List of Philosophers
- John Scotus Eriugena (810-877)
- Anselm (1034-1109)
- Pierre Abelard (1079-1142)
- Maimonides (1135-1204)
- Robert Grosseteste (1175-1253)
- Albertus Magnus (1193-1280)
- Alexander of Hales (C. 1200-1245)
- Henry of Ghent (1217-1293)
- Roger Bacon (1220-1292)
- Bonaventure (1221-1274)
- Thomas Aquinas (1224-1274)
- Duns Scotus (1266-1308)
- William of Ockham (1285-1347)
- Jean Buridan (1300-1358)
- Godfrey of Fontaines (c. 1250-1309)
- Georgius Gemistus Plethon (c. 1355-1452)
- Giles of Rome (c. 1243-1247)
- Article Philosophy at The Catholic Encyclopedia (http://www.newadvent.org/cathen/12025c.htm)
- History of Western philosophy: Medieval philosophy (http://home.earthlink.net/~pdistan/howp_4.html)
- Some medieval Jewish philosophers (http://radicalacademy.com/adiphiljewish1.htm)
- Stanford Encyclopedia of Philosophy:
- Armand Maurer, Medieval Philosophy, Pontifical Institute for Mediaeval Studies Press. Frederick Copelston, S.J. Medieval Philosophy.
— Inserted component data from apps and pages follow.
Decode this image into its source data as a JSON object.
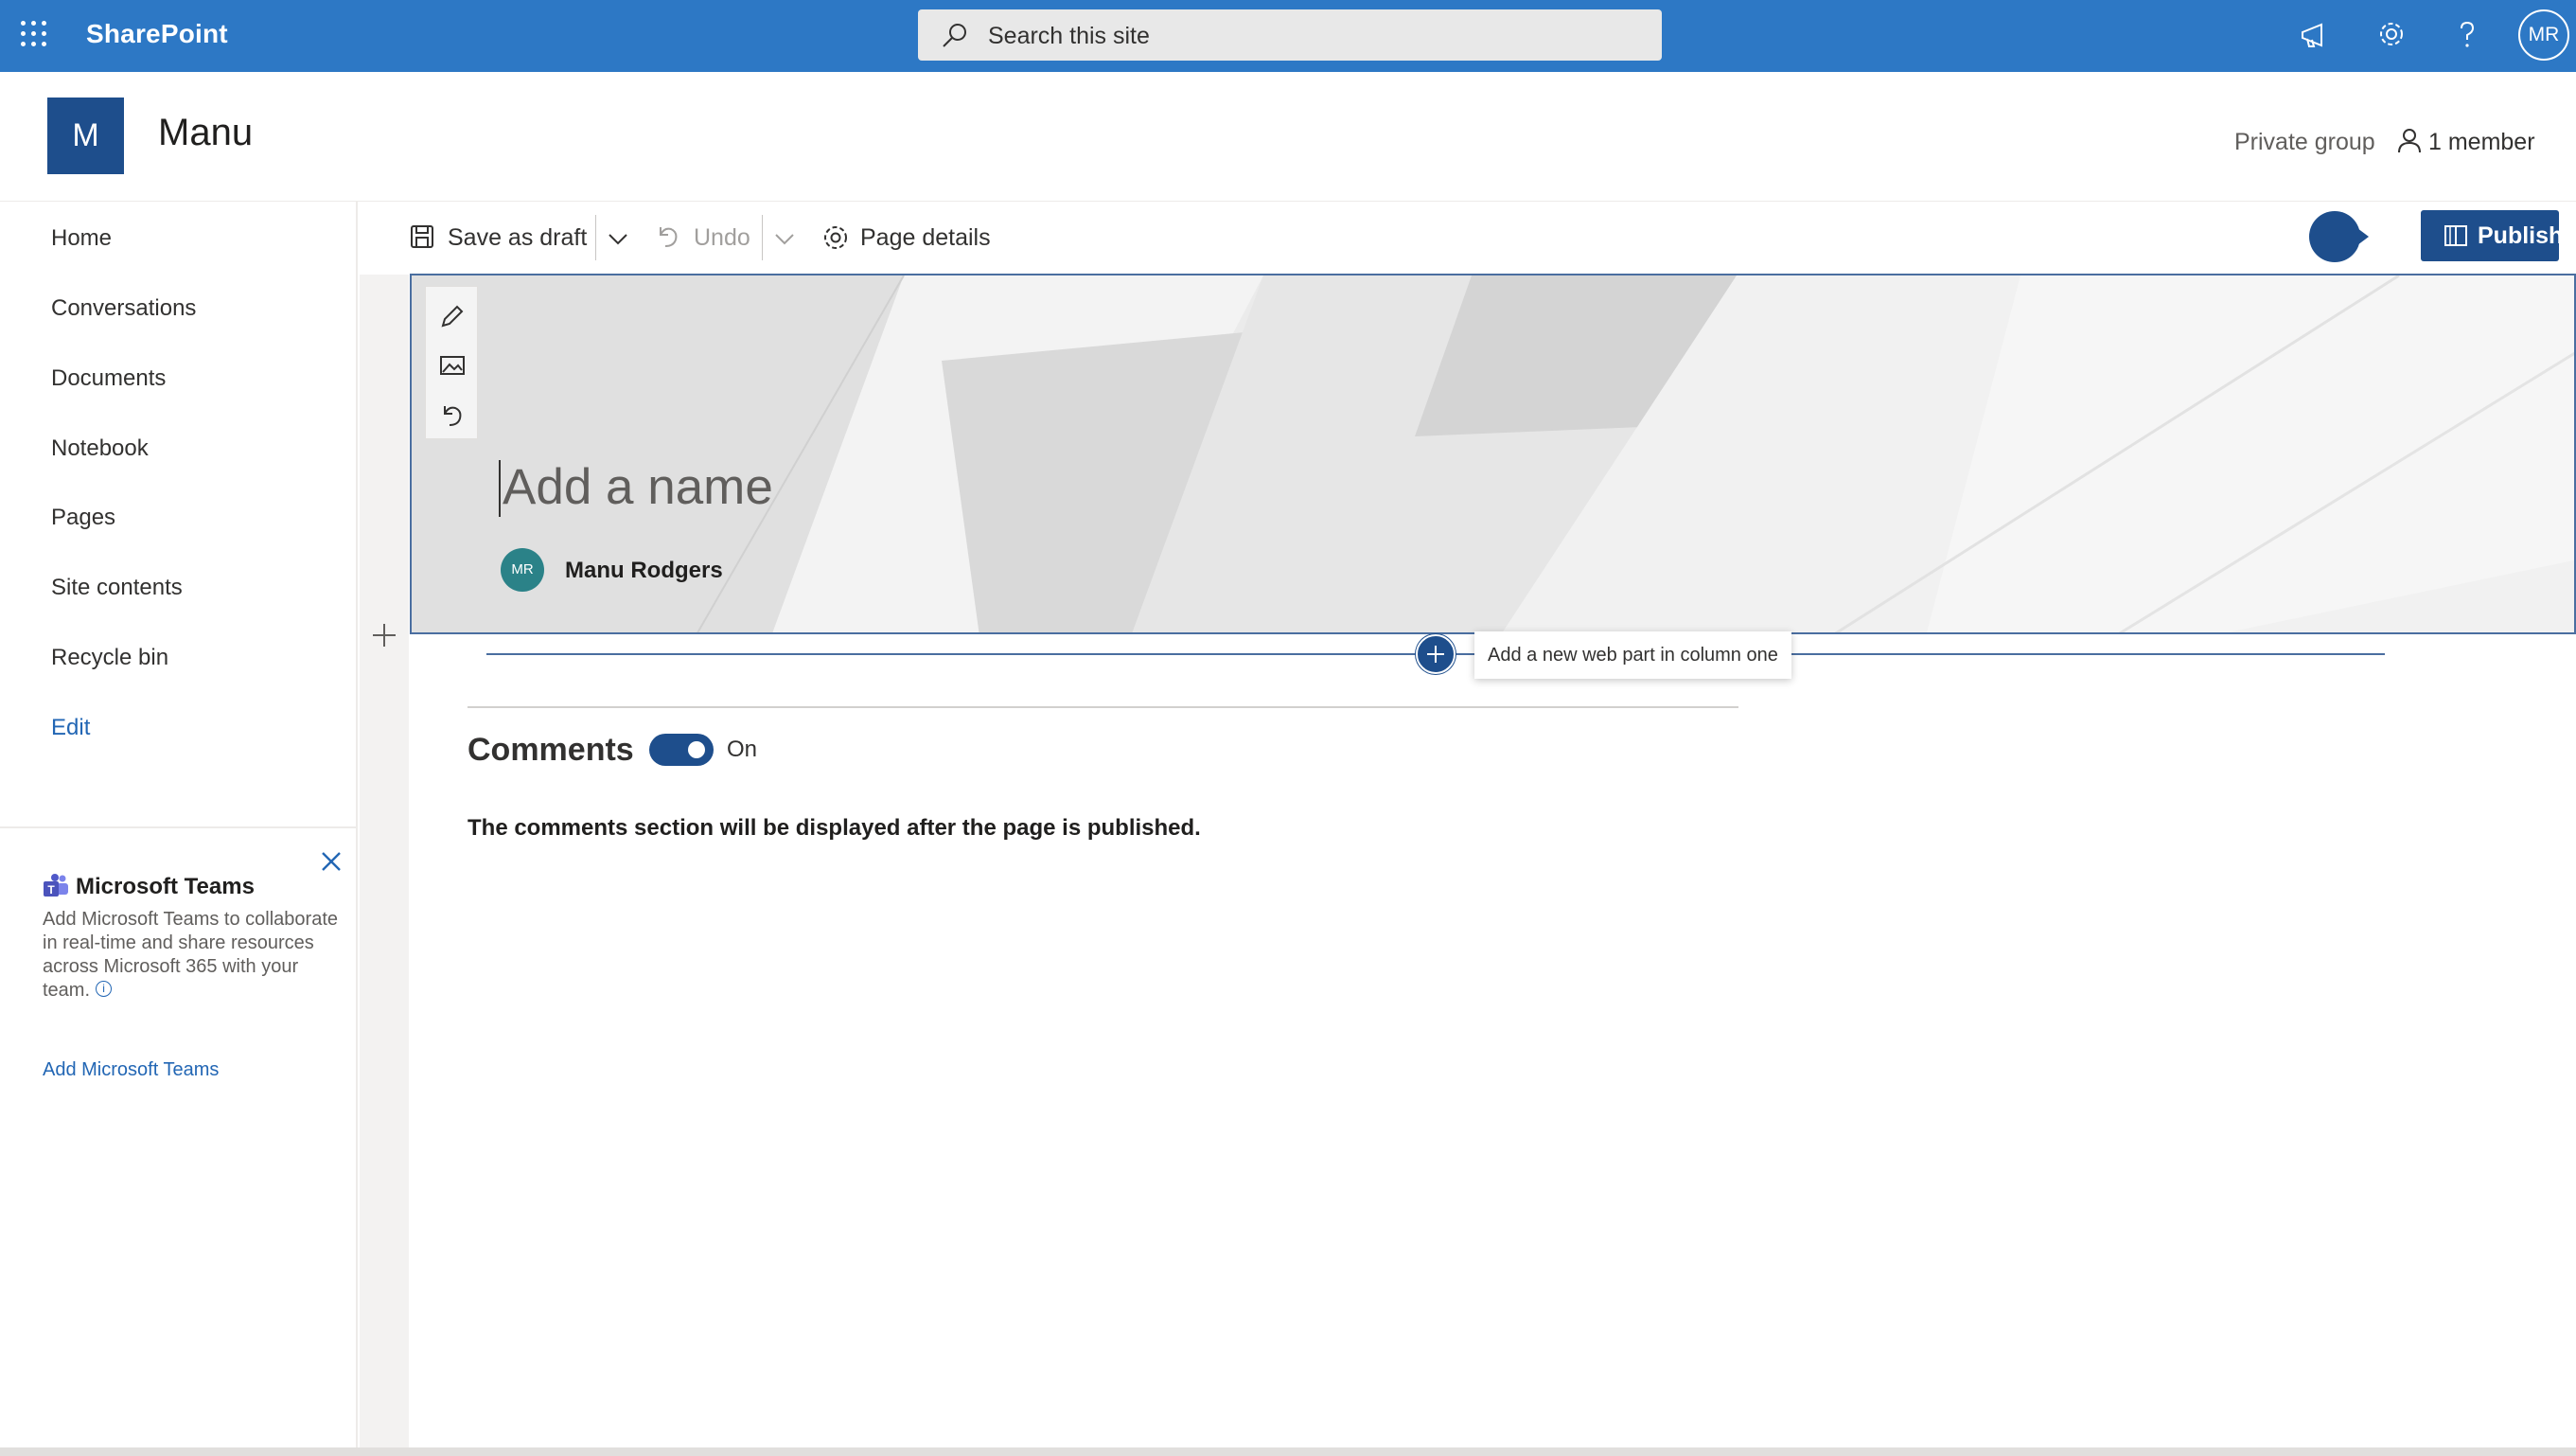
{
  "suite_bar": {
    "app_name": "SharePoint",
    "search_placeholder": "Search this site",
    "user_initials": "MR",
    "icons": [
      "app-launcher-icon",
      "megaphone-icon",
      "settings-icon",
      "help-icon"
    ]
  },
  "site": {
    "logo_letter": "M",
    "name": "Manu",
    "privacy": "Private group",
    "members": "1 member"
  },
  "nav": {
    "items": [
      "Home",
      "Conversations",
      "Documents",
      "Notebook",
      "Pages",
      "Site contents",
      "Recycle bin"
    ],
    "edit_label": "Edit"
  },
  "teams_card": {
    "title": "Microsoft Teams",
    "description": "Add Microsoft Teams to collaborate in real-time and share resources across Microsoft 365 with your team.",
    "link": "Add Microsoft Teams"
  },
  "command_bar": {
    "save_draft": "Save as draft",
    "undo": "Undo",
    "page_details": "Page details",
    "publish": "Publish"
  },
  "title_region": {
    "placeholder": "Add a name",
    "author_initials": "MR",
    "author_name": "Manu Rodgers"
  },
  "add_webpart": {
    "tooltip": "Add a new web part in column one"
  },
  "comments": {
    "title": "Comments",
    "toggle_state": "On",
    "note": "The comments section will be displayed after the page is published."
  },
  "colors": {
    "suite_bar": "#2d78c5",
    "accent": "#1e4e8c",
    "link": "#2266b4"
  }
}
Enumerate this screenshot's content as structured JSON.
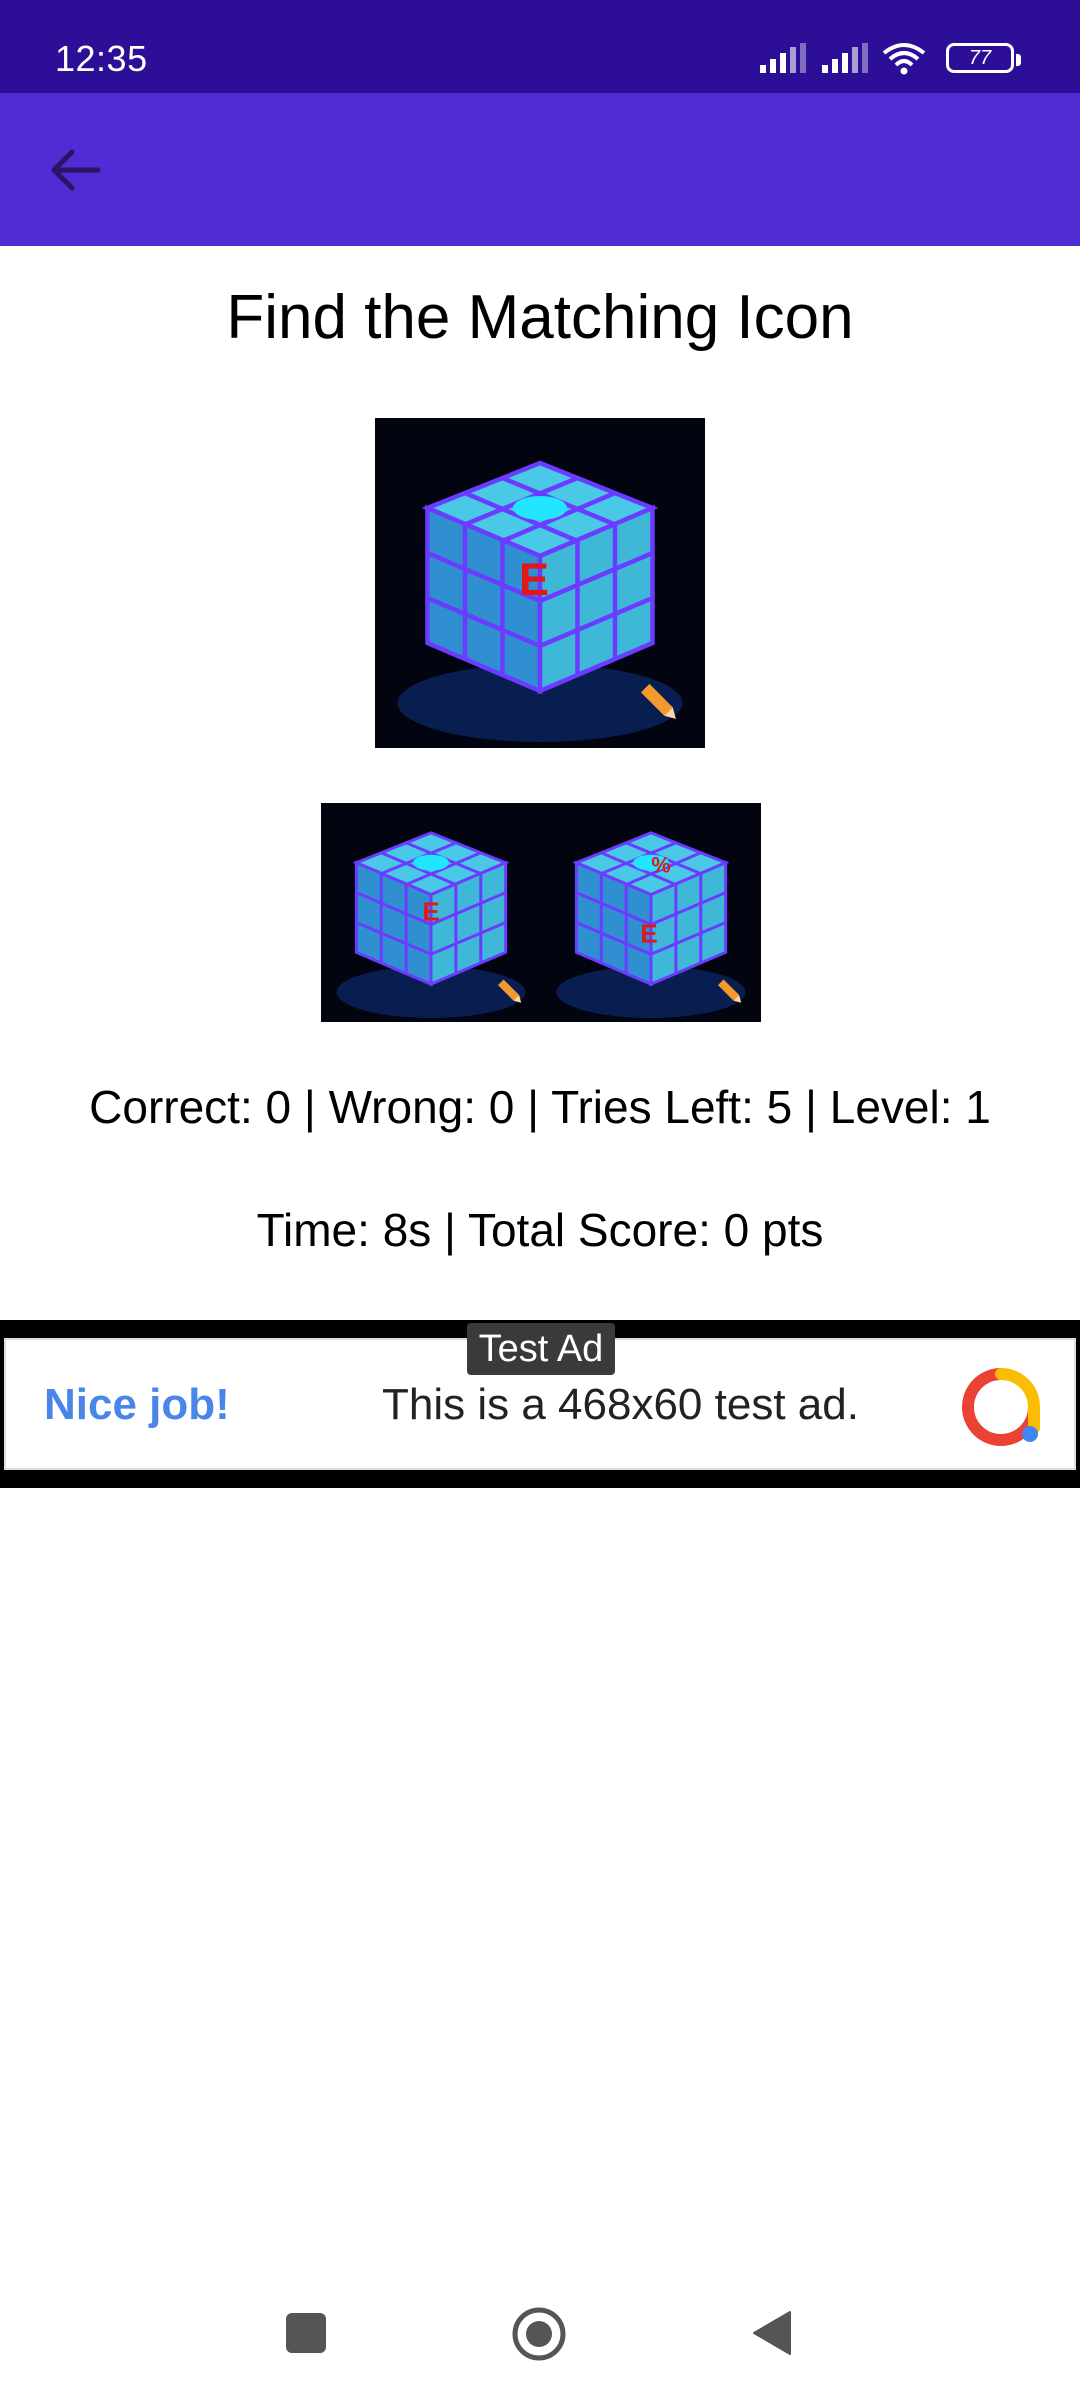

- "Readings in Medieval Philosophy" Edited by Andrew B. Schoedinger, Oxford University Press. "The most comprehensive collection of its kind, this unique anthology presents fifty-four readings--many of them not widely available--by the most important and influential Christian, Jewish, and Muslim philosophers of the Middle Ages."